--- Problem description ---
Identify all lines in the data containing the string "everyone". Copy them out.

= Beginning of Section =

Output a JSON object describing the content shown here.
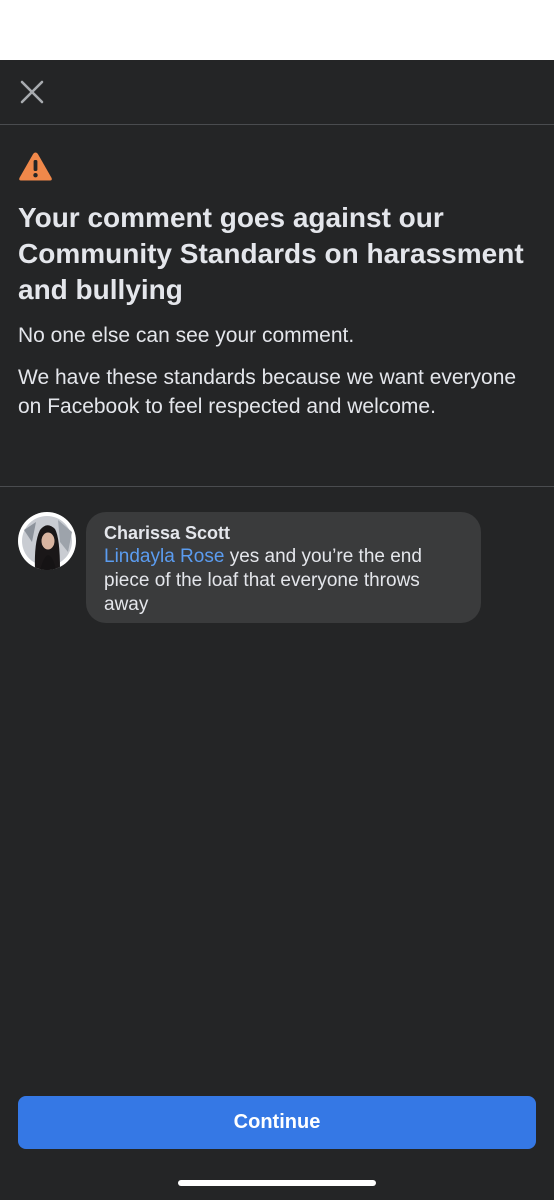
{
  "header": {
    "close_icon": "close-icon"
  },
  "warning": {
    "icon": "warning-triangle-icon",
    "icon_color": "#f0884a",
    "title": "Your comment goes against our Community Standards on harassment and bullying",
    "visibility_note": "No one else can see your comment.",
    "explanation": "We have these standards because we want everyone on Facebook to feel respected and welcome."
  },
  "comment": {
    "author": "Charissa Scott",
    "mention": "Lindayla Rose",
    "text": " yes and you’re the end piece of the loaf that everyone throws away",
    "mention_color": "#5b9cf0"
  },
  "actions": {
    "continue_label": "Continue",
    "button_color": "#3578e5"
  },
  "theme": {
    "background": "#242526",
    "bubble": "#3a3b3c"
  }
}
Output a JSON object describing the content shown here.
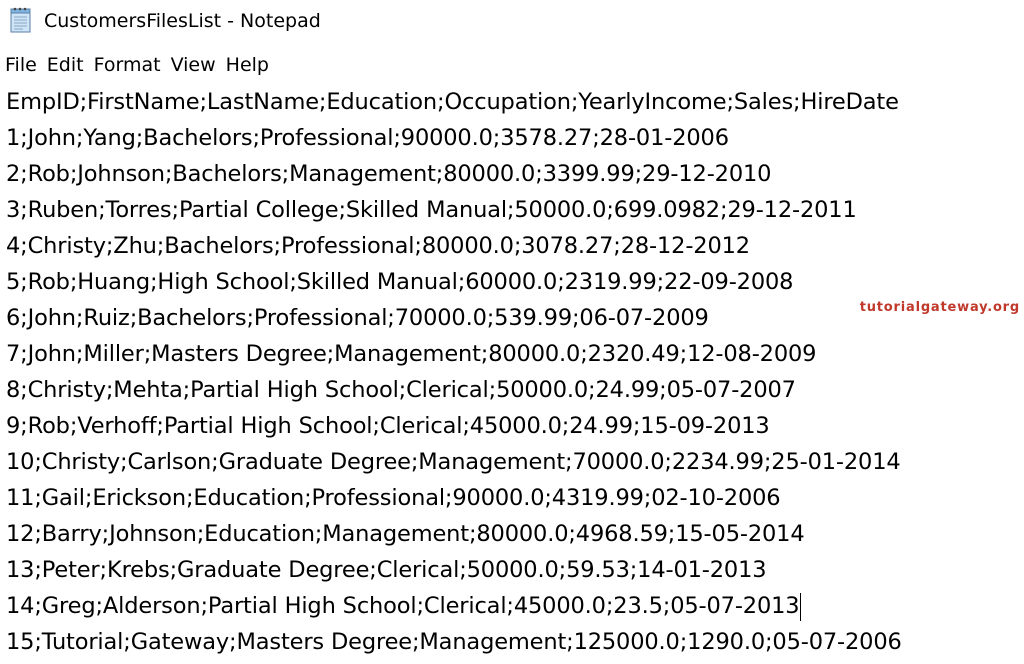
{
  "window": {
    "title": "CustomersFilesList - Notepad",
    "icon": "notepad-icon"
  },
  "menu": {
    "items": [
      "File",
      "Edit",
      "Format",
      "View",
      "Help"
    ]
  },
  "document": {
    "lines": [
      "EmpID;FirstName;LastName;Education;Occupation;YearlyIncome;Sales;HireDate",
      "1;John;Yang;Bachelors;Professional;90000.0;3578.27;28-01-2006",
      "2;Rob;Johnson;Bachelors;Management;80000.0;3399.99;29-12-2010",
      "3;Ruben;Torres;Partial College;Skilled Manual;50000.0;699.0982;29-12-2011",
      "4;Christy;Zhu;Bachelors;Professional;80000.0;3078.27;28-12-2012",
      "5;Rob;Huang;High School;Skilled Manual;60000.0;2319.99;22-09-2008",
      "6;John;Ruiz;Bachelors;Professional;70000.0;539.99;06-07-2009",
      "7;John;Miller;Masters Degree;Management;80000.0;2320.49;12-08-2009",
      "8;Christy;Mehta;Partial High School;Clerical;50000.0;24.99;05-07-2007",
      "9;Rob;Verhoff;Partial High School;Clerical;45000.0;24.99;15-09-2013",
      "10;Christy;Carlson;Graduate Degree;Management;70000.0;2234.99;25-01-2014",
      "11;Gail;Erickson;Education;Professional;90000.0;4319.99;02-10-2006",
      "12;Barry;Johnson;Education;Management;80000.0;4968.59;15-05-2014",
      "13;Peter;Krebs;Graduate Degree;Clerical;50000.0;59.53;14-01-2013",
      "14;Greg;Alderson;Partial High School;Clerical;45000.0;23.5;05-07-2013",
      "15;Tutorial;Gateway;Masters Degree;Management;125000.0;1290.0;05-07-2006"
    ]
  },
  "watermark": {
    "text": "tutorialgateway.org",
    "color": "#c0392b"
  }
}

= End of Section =
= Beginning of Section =

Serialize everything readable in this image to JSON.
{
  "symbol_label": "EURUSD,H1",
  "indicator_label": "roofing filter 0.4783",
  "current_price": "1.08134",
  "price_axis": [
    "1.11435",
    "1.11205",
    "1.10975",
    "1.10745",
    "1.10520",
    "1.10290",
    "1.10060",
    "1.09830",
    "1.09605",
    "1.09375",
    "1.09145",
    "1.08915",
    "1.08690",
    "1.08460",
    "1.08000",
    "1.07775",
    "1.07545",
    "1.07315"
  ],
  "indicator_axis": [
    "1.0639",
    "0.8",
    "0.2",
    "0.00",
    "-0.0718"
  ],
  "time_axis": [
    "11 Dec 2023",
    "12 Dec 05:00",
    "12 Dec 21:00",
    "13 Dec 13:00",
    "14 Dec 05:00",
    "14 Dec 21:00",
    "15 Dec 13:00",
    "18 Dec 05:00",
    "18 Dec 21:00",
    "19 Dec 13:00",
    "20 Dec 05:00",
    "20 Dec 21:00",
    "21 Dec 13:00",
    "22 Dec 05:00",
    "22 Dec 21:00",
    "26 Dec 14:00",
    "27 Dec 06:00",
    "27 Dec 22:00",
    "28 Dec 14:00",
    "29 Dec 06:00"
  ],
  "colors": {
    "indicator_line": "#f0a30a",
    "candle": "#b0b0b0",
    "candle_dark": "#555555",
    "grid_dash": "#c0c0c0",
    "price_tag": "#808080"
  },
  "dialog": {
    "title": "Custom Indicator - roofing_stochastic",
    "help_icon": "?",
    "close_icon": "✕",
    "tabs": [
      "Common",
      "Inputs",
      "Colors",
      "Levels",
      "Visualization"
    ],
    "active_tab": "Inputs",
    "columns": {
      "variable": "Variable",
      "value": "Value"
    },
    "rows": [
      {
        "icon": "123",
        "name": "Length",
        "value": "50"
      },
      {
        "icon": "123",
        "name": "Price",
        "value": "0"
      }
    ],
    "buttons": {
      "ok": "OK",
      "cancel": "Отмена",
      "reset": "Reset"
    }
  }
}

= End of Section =
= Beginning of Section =

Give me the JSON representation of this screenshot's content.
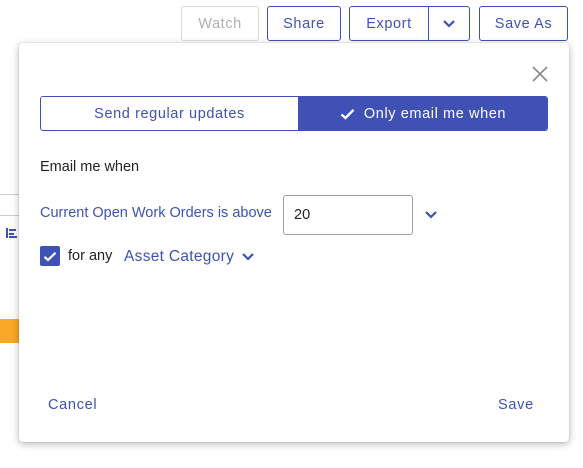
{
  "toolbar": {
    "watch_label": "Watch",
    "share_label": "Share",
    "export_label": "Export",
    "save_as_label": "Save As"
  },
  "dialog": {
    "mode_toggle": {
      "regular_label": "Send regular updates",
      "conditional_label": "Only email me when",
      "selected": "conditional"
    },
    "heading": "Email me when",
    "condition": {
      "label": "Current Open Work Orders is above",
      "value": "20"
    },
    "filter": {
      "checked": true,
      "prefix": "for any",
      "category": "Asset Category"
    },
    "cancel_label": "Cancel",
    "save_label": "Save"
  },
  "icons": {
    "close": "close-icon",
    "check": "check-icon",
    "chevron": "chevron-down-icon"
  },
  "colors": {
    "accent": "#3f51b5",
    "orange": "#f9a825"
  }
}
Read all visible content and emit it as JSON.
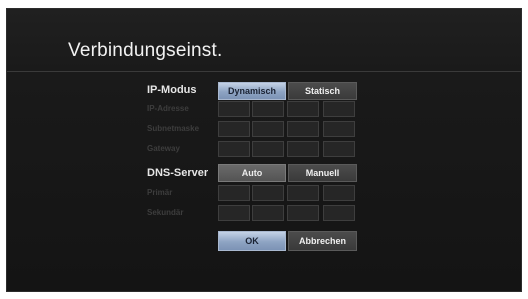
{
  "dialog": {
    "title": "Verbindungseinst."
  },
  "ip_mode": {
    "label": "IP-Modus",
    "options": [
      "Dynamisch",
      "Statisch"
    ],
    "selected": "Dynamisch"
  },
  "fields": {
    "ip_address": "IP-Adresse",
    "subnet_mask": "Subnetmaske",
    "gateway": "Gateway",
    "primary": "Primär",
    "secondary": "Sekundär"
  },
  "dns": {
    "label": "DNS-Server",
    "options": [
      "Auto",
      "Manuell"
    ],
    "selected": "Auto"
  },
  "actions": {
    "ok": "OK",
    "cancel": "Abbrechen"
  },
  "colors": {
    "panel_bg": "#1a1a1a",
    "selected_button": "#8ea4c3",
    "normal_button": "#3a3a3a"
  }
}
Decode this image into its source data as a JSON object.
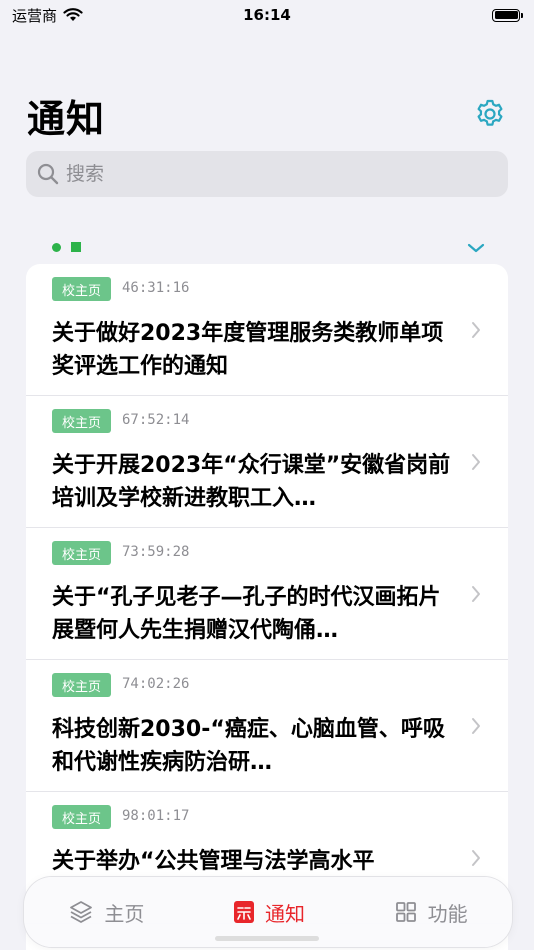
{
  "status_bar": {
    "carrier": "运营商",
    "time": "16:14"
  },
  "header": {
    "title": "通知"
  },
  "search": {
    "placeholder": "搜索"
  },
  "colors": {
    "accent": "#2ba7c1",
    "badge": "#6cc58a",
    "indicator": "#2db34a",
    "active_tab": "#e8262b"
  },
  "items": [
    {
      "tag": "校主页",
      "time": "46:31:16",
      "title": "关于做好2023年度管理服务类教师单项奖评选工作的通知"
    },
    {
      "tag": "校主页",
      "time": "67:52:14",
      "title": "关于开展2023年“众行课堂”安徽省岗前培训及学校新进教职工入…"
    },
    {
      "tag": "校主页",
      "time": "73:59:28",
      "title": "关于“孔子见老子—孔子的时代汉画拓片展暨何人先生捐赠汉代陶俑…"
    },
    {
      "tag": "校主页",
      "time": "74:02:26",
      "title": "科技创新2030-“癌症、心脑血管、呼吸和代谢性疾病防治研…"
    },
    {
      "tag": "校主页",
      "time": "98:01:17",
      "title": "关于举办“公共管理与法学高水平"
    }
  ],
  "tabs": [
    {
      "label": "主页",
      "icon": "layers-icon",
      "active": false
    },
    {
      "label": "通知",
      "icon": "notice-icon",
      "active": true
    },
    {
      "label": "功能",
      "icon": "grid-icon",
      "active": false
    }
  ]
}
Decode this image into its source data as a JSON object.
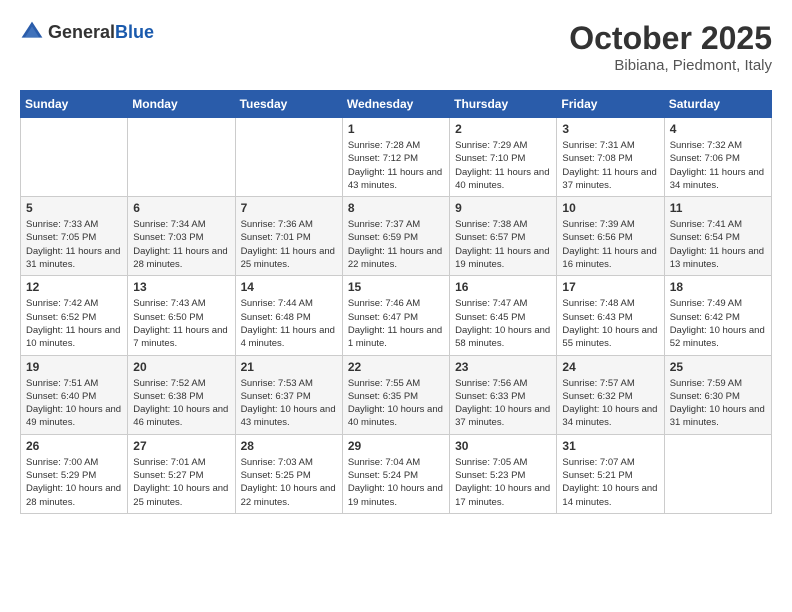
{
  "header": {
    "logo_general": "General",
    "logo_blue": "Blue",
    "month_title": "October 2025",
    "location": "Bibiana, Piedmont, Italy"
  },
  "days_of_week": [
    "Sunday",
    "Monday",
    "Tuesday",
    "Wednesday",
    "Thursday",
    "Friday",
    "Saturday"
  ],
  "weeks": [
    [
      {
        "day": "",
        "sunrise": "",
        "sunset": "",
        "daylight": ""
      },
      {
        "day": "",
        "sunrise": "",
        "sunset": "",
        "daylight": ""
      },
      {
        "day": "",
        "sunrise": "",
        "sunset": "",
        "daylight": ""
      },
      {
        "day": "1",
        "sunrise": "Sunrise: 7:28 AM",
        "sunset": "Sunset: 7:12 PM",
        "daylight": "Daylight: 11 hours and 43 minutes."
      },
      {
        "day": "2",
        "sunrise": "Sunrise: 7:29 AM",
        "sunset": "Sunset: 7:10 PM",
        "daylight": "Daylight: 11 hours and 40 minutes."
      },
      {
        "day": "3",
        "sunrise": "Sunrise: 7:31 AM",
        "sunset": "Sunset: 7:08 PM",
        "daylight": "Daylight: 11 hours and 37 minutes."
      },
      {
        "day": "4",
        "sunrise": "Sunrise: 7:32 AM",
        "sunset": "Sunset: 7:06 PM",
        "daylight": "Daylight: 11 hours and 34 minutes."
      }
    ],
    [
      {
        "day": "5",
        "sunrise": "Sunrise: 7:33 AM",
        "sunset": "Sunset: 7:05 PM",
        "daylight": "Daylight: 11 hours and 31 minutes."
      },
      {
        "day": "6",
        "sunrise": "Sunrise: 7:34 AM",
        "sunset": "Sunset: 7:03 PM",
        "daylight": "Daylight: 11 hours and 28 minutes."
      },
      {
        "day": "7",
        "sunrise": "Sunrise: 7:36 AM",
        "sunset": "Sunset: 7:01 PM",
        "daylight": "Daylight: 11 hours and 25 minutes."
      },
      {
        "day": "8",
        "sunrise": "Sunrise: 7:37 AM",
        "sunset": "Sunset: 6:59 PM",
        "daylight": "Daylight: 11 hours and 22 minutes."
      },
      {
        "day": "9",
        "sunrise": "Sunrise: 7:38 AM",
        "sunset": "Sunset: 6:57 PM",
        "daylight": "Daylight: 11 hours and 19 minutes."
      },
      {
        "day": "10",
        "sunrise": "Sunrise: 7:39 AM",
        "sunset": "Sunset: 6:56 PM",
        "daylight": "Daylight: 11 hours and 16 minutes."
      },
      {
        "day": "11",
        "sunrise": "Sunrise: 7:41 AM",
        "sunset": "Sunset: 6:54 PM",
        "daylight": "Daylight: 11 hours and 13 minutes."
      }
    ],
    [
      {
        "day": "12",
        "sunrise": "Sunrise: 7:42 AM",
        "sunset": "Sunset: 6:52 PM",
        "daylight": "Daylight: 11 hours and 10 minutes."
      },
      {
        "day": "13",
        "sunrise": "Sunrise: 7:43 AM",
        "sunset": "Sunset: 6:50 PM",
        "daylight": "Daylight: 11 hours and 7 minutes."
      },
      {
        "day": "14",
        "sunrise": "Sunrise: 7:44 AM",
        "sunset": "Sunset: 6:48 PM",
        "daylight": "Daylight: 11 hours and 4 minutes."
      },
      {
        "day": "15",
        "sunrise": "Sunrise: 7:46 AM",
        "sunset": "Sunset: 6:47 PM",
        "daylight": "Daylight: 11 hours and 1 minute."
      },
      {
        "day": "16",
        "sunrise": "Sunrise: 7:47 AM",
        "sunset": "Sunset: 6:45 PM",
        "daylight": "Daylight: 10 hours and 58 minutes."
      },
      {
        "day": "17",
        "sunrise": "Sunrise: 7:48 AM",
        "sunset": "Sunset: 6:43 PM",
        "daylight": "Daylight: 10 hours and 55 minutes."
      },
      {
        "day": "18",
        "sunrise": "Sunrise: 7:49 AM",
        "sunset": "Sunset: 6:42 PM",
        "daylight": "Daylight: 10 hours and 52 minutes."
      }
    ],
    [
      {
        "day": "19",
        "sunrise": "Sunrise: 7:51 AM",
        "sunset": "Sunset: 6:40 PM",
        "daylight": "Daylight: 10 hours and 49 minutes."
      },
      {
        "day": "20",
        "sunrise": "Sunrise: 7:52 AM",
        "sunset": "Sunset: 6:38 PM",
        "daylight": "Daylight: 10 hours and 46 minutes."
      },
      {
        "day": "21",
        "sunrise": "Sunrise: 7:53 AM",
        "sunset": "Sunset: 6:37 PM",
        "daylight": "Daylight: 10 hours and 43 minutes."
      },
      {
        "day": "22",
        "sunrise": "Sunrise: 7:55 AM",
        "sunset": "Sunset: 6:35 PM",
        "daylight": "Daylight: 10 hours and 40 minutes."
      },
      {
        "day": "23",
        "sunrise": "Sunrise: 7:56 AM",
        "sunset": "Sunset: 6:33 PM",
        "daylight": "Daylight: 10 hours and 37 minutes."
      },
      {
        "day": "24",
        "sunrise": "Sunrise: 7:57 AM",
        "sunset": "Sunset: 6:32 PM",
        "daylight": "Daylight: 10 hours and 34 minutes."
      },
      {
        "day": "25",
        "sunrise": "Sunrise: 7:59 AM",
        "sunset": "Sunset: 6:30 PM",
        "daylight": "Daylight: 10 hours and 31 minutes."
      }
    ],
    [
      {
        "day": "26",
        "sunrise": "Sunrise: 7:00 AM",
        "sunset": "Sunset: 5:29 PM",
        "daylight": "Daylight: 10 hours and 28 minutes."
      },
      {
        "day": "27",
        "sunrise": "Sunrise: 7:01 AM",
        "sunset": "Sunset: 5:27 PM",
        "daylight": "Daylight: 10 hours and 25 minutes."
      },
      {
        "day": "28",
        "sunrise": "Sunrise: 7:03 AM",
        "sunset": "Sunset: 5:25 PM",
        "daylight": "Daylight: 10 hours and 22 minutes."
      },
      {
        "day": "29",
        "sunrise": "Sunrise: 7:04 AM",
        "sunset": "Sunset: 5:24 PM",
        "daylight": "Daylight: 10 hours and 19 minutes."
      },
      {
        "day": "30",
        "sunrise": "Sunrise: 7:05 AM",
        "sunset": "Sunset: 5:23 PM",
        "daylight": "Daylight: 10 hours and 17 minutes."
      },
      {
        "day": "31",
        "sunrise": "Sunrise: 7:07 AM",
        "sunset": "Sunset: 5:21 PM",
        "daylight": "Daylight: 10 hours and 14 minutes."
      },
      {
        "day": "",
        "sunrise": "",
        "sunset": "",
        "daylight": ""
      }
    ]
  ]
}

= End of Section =

--- Answer box ---
    "explanation": "We have these standards because we want everyone on Facebook to feel respected and welcome."
    "text": " yes and you’re the end piece of the loaf that everyone throws away",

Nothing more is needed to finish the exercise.